• [TASK DETAILS]: Make an exact copy of the records, omitting all images.

┄┄┄┄┄┄

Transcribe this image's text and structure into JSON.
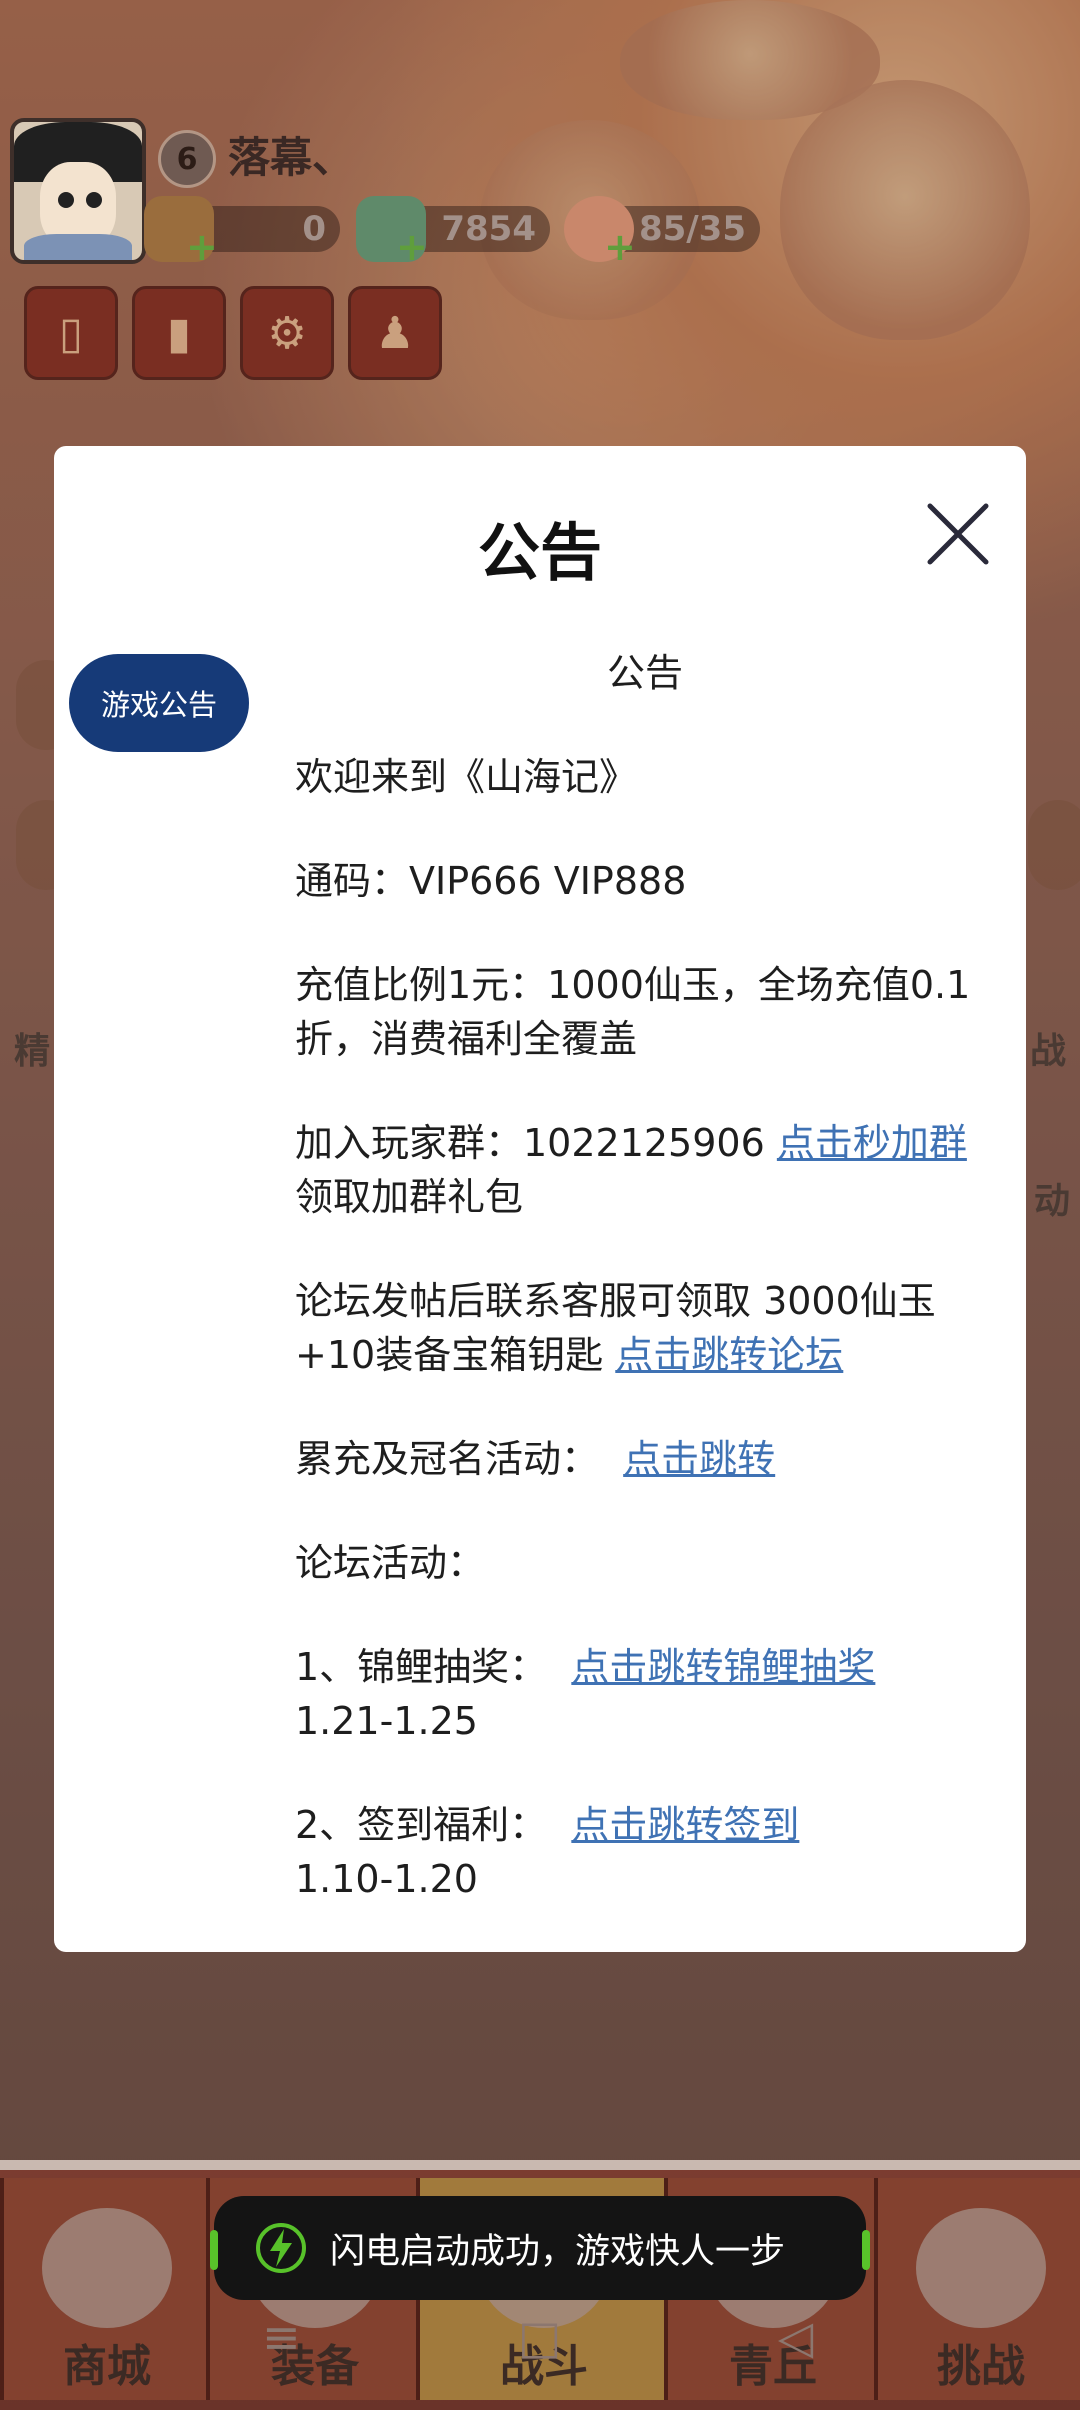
{
  "player": {
    "name": "落幕、",
    "level": "6"
  },
  "resources": [
    {
      "icon": "gift-box-icon",
      "value": "0"
    },
    {
      "icon": "jade-dragon-icon",
      "value": "7854"
    },
    {
      "icon": "peach-stamina-icon",
      "value": "85/35"
    }
  ],
  "top_buttons": [
    "card-icon",
    "ranking-icon",
    "settings-gear-icon",
    "friends-icon"
  ],
  "side_labels": {
    "left": "精",
    "right_1": "战",
    "right_2": "动"
  },
  "bottom_nav": {
    "tabs": [
      "商城",
      "装备",
      "战斗",
      "青丘",
      "挑战"
    ]
  },
  "dialog": {
    "title": "公告",
    "tab_label": "游戏公告",
    "content": {
      "heading": "公告",
      "welcome": "欢迎来到《山海记》",
      "codes": "通码：VIP666 VIP888",
      "recharge": "充值比例1元：1000仙玉，全场充值0.1折，消费福利全覆盖",
      "group_prefix": "加入玩家群：1022125906 ",
      "group_link": "点击秒加群",
      "group_suffix": " 领取加群礼包",
      "forum_prefix": "论坛发帖后联系客服可领取 3000仙玉+10装备宝箱钥匙 ",
      "forum_link": "点击跳转论坛",
      "cumulative_prefix": "累充及冠名活动：  ",
      "cumulative_link": "点击跳转",
      "forum_events": "论坛活动：",
      "event1_prefix": "1、锦鲤抽奖：  ",
      "event1_link": "点击跳转锦鲤抽奖",
      "event1_dates": "1.21-1.25",
      "event2_prefix": "2、签到福利：  ",
      "event2_link": "点击跳转签到",
      "event2_dates": "1.10-1.20"
    }
  },
  "toast": {
    "text": "闪电启动成功，游戏快人一步",
    "accent_color": "#58c22a"
  },
  "colors": {
    "dialog_tab": "#163a78",
    "link": "#3f72b4"
  }
}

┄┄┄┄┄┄

• [ANSWER SECTION]:
Transcribe this image's text and structure into JSON.
{
  "player": {
    "name": "落幕、",
    "level": "6"
  },
  "resources": [
    {
      "icon": "gift-box-icon",
      "value": "0"
    },
    {
      "icon": "jade-dragon-icon",
      "value": "7854"
    },
    {
      "icon": "peach-stamina-icon",
      "value": "85/35"
    }
  ],
  "top_buttons": [
    "card-icon",
    "ranking-icon",
    "settings-gear-icon",
    "friends-icon"
  ],
  "side_labels": {
    "left": "精",
    "right_1": "战",
    "right_2": "动"
  },
  "bottom_nav": {
    "tabs": [
      "商城",
      "装备",
      "战斗",
      "青丘",
      "挑战"
    ]
  },
  "dialog": {
    "title": "公告",
    "tab_label": "游戏公告",
    "content": {
      "heading": "公告",
      "welcome": "欢迎来到《山海记》",
      "codes": "通码：VIP666 VIP888",
      "recharge": "充值比例1元：1000仙玉，全场充值0.1折，消费福利全覆盖",
      "group_prefix": "加入玩家群：1022125906 ",
      "group_link": "点击秒加群",
      "group_suffix": " 领取加群礼包",
      "forum_prefix": "论坛发帖后联系客服可领取 3000仙玉+10装备宝箱钥匙 ",
      "forum_link": "点击跳转论坛",
      "cumulative_prefix": "累充及冠名活动：  ",
      "cumulative_link": "点击跳转",
      "forum_events": "论坛活动：",
      "event1_prefix": "1、锦鲤抽奖：  ",
      "event1_link": "点击跳转锦鲤抽奖",
      "event1_dates": "1.21-1.25",
      "event2_prefix": "2、签到福利：  ",
      "event2_link": "点击跳转签到",
      "event2_dates": "1.10-1.20"
    }
  },
  "toast": {
    "text": "闪电启动成功，游戏快人一步",
    "accent_color": "#58c22a"
  },
  "colors": {
    "dialog_tab": "#163a78",
    "link": "#3f72b4"
  }
}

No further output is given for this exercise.